Africa is attributed with housing many of the fastest-growing economies in the world, and South Africa is regarded as the biggest economy in the continent. It is in recognition of this that a leading U.S. business group has announced that it is creating a new body called the U.S.-South Africa Business Council as part of a broader effort to respond to increased competition throughout Africa from China, Europe and others.
“We need to elevate the business community’s game in the continent. We have American investment there, but we have fallen behind frankly in the last 10 years,” Myron Brilliant, senior vice president at the U.S. Chamber of Commerce, said.
With the creation of the Council, U.S. companies that invest in the South Africa, the biggest economy on the continent, will be in a better position to compete throughout Africa.
Charter members of the U.S.-South Africa Council include U.S. beverage giant Coca-Cola, engineering and construction firm Black & Veatch and drug manufacturer Eli Lilly and Co, as well as smaller firms such as Solar Reserve, a solar energy project development company.
U.S. companies see business opportunities in sectors such as mining, finance, communications, energy, transportation and infrastructure development, said Scott Eisner, vice president for African affairs at the U.S. Chamber of Commerce.
“There has been a shift in the thinking of corporate America towards Africa. The Chinese owned the better part of the last decade when it came to investment there” and got the attention of U.S. corporate and government leaders, Eisner said.

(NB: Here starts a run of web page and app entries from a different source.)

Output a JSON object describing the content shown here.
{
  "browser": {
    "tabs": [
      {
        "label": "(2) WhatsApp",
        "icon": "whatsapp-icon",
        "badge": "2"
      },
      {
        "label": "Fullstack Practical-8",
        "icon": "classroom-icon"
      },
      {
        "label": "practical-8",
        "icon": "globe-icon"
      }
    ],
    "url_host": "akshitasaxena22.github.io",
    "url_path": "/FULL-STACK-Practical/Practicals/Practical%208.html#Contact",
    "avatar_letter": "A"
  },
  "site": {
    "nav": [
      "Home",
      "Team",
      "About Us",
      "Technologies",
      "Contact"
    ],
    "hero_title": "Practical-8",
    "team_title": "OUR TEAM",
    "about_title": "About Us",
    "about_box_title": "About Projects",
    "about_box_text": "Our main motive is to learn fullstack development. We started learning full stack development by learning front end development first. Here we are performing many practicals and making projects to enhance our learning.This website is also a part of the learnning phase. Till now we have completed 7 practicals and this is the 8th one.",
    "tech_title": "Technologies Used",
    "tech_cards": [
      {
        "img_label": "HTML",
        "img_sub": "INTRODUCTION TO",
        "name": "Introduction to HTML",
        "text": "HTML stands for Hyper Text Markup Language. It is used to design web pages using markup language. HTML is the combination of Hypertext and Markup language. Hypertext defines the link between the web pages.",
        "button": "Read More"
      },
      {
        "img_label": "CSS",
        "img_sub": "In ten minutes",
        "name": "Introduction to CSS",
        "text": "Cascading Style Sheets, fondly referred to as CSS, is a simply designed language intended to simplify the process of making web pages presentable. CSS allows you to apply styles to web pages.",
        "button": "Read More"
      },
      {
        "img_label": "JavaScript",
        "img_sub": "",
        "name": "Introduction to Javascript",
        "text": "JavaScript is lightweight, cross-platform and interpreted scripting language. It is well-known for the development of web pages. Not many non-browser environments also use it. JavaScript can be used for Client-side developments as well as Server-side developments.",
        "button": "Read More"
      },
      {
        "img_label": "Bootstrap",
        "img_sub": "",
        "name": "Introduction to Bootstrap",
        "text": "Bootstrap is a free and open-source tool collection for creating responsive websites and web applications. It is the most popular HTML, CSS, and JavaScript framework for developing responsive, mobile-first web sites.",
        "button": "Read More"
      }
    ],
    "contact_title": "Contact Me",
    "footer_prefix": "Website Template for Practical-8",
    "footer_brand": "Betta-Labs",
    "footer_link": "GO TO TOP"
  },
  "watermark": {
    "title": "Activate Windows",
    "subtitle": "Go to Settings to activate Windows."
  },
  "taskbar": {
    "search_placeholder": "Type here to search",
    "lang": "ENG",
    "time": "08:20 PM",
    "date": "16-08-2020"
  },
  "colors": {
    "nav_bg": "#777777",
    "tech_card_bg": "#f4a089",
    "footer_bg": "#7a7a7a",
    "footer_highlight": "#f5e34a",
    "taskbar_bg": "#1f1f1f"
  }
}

The U.S. business community will use the new council as a vehicle to get into other emerging markets in Africa, such as Mozambique with its plentiful natural gas resources and Botswana with its huge coal reserves, he said.